The Falcons enter Sunday's game against the New York Giants ranked last in passing yards allowed per play (8.37), second-to-last in total yards allowed per game (429.9), second to last in sacks per pass attempt (2.27 percent), and 29th out of the 32 teams in points allowed per game (28.3).
The Falcons surrendered a season-high 558 yards in a 41-28 loss this past Sunday to the undermanned Minnesota Vikings, who were playing without Adrian Peterson and with rookie quarterback Teddy Bridgewater.
Regardless, Smith believes in Nolan's scheme as the Falcons (2-2) continue to preach being a multiple defense.
"Mike Nolan is a guy who has all types of experience in many different situations -- being a position coach, being a special-teams coach, being a head coach," Smith said. "And when he was the head coach, he basically was the general manager as well. So he brings a wealth of knowledge. And I think on your staff, you have to have as many people that have knowledge to help you in all your decision-making. And I think Mike has a brilliant mind on defense.
"Right now, we're not playing consistently. You could say in the first quarter of the season we played one game very efficiently, one game we made enough plays to win it, and two games, we have not played nearly as well as we needed to."
Nolan has even more of a challenge on his hands now with strong safety William Moore placed on short-term injured reserve with a shoulder injury. Unproven Kemal Ishmael will take his place. He is one of the better tacklers on the team and also has an interception return for a touchdown.
The Falcons invested in the defensive line this offseason by bringing in more bulk with veterans Paul Soliai and Tyson Jackson, as well as rookie Ra'Shede Hageman. The goal was to free up the linebackers to make more plays, but that hasn't necessarily happened. Players being out of position have led to multiple breakdowns.
Nolan was able to be creative with his scheme in a 56-14 win over the Tampa Bay Buccaneers, as the Falcons grabbed an early lead and stopped the run from the start. He conceded being a bit conservative with his pressures against the New Orleans Saints in the season opener because he was up against an elite quarterback in Drew Brees. Pressure was nonexistent against the Cincinnati Bengals and the Vikings, and the defense had trouble stopping the run from the outset.
Smith, who was the Jacksonville Jaguars' defensive coordinator from 2003 to '07 before taking over as the Falcons' coach, said he has not considered assuming more control of the defensive play calling.
"Ultimately, I have control because I'm held responsible for it," Smith said. "[But] I have all the confidence in the world in Coach Nolan, the defensive staff, our offensive staff, and our special-teams staff as well."
Sunday's game will pose yet another tough challenge for Nolan and the defense. The Giants boast the league's third-leading rusher in Rashad Jennings. New York is typically known for its physical style, and the Falcons are coming off a game in which the defense was physically dominated, particularly in goal-line situations.

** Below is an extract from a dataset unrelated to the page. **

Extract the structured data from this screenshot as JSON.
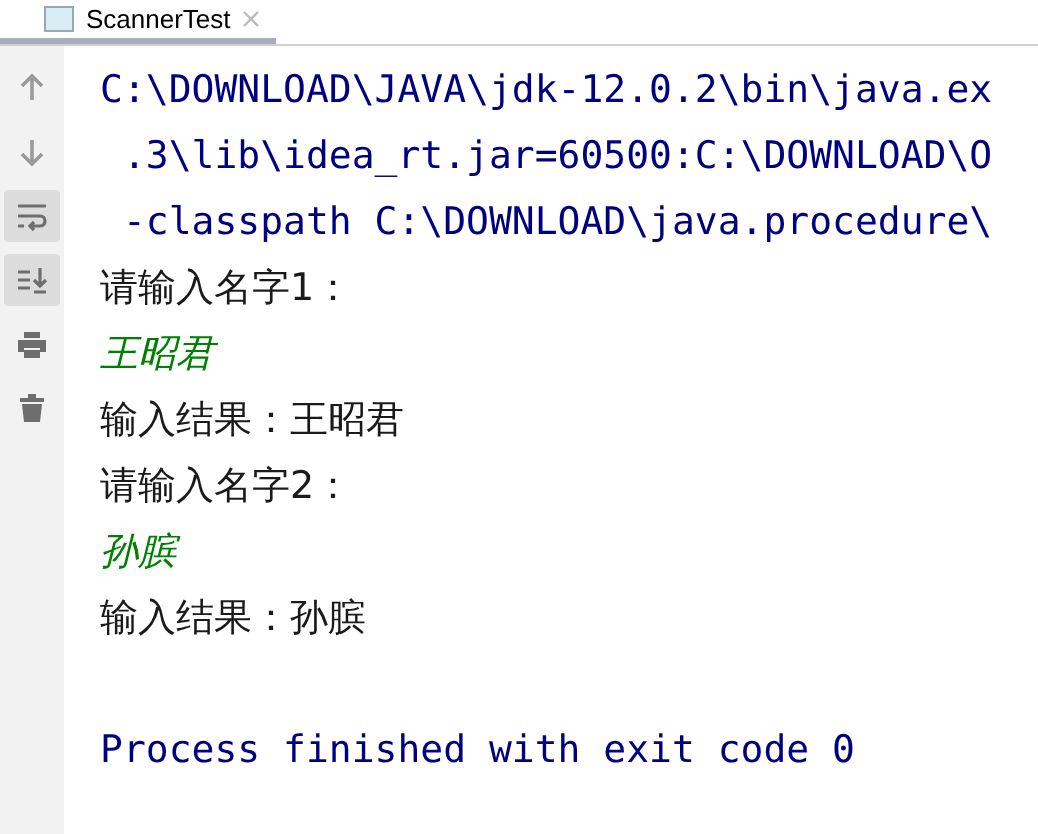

Giants quarterback Eli Manning has been sacked only six times this season while attempting 139 passes.
Smith was asked whether the Falcons need to blitz more to generate pressure on opposing quarterbacks.
"It depends on how we match up," Smith said. "Each week, we have a different set of circumstances in terms of how people are going to try to attack us and in terms of what they're doing.
"I think the biggest thing across the board is that we've been inconsistent as a football team. And we have to improve on our consistency across the board to get to the place that we need to be."